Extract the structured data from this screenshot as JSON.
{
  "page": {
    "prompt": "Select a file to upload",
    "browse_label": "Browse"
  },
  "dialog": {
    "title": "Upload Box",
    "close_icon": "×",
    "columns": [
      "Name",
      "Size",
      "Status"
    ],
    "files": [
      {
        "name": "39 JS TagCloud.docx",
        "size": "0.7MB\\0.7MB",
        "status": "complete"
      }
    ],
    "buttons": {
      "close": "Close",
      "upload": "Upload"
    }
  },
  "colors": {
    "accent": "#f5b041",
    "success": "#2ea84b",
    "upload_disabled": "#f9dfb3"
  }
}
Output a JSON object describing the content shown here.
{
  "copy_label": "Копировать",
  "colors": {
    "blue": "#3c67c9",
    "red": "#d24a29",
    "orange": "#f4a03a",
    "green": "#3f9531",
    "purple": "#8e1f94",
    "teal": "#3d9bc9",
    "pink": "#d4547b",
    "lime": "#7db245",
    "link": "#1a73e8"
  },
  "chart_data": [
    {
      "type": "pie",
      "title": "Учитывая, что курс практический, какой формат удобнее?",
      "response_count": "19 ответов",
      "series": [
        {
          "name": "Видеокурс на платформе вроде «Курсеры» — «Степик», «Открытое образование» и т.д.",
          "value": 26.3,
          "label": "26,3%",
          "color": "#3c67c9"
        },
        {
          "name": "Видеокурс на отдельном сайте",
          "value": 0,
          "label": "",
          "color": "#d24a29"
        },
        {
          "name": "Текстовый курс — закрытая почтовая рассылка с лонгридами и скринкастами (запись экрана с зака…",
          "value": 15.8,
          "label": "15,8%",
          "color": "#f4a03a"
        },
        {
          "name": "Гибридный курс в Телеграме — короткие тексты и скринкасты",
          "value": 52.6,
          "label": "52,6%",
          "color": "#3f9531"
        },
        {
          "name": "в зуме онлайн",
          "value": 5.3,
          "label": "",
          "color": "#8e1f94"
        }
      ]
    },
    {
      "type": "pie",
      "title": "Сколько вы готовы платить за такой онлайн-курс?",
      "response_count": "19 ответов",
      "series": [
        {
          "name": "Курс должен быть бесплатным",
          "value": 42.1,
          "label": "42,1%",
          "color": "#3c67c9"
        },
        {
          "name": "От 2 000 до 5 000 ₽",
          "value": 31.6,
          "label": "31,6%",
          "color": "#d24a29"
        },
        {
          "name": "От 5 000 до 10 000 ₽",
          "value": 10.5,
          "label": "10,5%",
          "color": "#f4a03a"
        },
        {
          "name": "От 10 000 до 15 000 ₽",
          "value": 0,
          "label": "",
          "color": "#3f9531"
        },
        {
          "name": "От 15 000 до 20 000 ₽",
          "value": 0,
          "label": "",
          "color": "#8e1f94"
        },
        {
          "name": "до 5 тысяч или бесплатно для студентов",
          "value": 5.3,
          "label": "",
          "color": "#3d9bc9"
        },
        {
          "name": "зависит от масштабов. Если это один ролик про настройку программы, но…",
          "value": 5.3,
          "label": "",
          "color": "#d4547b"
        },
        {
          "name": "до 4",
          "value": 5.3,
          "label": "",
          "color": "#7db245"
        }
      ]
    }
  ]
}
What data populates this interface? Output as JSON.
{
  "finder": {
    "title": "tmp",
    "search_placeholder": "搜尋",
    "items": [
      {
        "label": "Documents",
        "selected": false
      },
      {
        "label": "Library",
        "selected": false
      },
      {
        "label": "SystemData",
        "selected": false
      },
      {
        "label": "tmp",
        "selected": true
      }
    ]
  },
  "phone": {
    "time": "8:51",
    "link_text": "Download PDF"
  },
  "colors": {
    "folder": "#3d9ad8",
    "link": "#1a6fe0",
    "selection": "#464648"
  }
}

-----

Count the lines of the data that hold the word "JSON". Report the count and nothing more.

### Response box
3